Data Privacy Day serves as a reminder of the issues surrounding data processing and increased regulation like the GDPR. Due to the Covid-19 pandemic, the way that businesses handle and store consumer data has been thrust into the spotlight with almost all services forced online.
Senior Privacy and Compliance Attorney, Nicola Howell shares her thoughts on the growing importance that data protection officers and data more generally will have this year and beyond.
She said: “During the pandemic, data has been more important than ever to us as individuals and to the business community. As the volume of data available grows exponentially, we have also seen an increased scrutiny and focus on data privacy and the way that data it is collected and processed, with 60% of UK leaders surveyed in research from Dun & Bradstreet indicating they were concerned about data privacy in the wake of new regulations.
“Dun & Bradstreet has been providing businesses with commercial data for nearly 180 years and we’ve seen huge changes across the industry, especially in recent years.

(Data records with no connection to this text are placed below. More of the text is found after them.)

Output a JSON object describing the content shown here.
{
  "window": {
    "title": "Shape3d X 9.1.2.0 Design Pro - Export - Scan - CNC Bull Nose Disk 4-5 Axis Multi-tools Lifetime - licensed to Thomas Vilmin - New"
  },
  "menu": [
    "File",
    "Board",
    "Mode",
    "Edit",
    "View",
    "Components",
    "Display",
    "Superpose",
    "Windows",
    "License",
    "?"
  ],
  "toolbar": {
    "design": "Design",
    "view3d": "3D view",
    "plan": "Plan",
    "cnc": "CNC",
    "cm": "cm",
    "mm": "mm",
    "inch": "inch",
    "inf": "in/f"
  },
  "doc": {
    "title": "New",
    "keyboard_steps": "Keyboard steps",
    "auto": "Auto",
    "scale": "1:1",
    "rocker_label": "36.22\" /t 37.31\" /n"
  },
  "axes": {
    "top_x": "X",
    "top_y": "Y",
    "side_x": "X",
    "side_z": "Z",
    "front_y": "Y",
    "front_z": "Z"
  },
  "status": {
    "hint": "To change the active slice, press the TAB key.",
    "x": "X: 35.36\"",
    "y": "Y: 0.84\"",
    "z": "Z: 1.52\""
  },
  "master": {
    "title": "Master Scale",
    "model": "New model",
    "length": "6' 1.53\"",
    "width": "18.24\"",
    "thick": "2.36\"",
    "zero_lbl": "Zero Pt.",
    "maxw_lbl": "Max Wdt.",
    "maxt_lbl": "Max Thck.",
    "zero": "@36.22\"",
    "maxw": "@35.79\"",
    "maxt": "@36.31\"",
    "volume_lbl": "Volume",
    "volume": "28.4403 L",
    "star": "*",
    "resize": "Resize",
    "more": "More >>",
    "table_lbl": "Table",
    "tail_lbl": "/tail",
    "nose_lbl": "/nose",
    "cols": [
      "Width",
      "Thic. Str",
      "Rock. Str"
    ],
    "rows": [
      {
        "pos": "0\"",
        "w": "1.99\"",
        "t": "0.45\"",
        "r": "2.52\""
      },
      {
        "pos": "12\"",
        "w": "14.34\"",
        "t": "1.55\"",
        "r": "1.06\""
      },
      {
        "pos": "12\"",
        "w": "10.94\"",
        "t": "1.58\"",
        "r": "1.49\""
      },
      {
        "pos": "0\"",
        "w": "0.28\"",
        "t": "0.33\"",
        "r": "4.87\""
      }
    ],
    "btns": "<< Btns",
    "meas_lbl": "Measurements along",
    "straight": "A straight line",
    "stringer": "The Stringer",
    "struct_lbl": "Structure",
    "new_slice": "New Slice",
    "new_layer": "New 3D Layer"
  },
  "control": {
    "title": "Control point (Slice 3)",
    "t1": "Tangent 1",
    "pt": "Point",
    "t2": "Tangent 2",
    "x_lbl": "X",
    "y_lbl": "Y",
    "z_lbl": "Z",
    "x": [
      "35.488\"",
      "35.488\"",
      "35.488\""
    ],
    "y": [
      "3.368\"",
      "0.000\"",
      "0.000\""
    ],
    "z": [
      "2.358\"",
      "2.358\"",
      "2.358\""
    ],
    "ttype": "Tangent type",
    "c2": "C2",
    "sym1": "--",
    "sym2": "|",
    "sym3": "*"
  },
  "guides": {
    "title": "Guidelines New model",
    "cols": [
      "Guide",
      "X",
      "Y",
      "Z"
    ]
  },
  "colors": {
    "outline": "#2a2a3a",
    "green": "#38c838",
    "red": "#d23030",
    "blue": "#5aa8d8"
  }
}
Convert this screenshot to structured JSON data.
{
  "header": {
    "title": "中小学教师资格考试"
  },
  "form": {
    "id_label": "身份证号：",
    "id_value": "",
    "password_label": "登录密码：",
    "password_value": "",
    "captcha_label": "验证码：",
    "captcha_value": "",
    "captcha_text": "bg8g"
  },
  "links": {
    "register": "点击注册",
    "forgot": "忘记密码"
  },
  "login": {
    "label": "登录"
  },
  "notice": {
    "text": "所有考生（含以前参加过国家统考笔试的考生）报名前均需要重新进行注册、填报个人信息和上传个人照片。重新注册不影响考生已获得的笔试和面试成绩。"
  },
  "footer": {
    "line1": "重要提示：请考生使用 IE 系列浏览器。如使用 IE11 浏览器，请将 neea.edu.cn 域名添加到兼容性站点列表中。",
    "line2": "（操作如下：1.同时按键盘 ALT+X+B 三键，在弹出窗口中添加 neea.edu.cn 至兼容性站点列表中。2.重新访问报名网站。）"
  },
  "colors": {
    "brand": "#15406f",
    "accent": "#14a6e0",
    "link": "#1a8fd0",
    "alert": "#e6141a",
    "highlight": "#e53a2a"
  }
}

For example, data privacy has had legislative support in the UK since the millennium but the impetus was greatly increased in 2018 with the introduction of the GDPR. Despite the pandemic occupying much of our focus in 2020, there were also significant milestones for data privacy, ranging from significantly high fines, the revocation of privacy shield and the ‘still-to-be-felt’ impact of Brexit on the flow of data from the UK to the European Union and other countries.
“Covid-19 has intensified conversations around data as working from home becomes the norm and digital services are being increasingly relied on to manage finances, make purchases and much more. Now is the time for organisations to take stock of their ‘data health’ and really understand how their systems work. With an uncertain geo-political environment and the disruption from Covid-19 expected to last well into 2021 (and beyond), it’s essential for businesses to have a full and transparent view of how data is used across their organisation. Many businesses are employing or seeking advice from data experts, with analysis from LinkedIn finding that there are 24x more Data Protection Officers in the UK in 2020 than there were in 2015. Appointing dedicated resources and working with industry bodies can help businesses ensure they are processing data in a lawful way and identify new, innovative ways to use data to support growth opportunities and add value in a challenging environment.”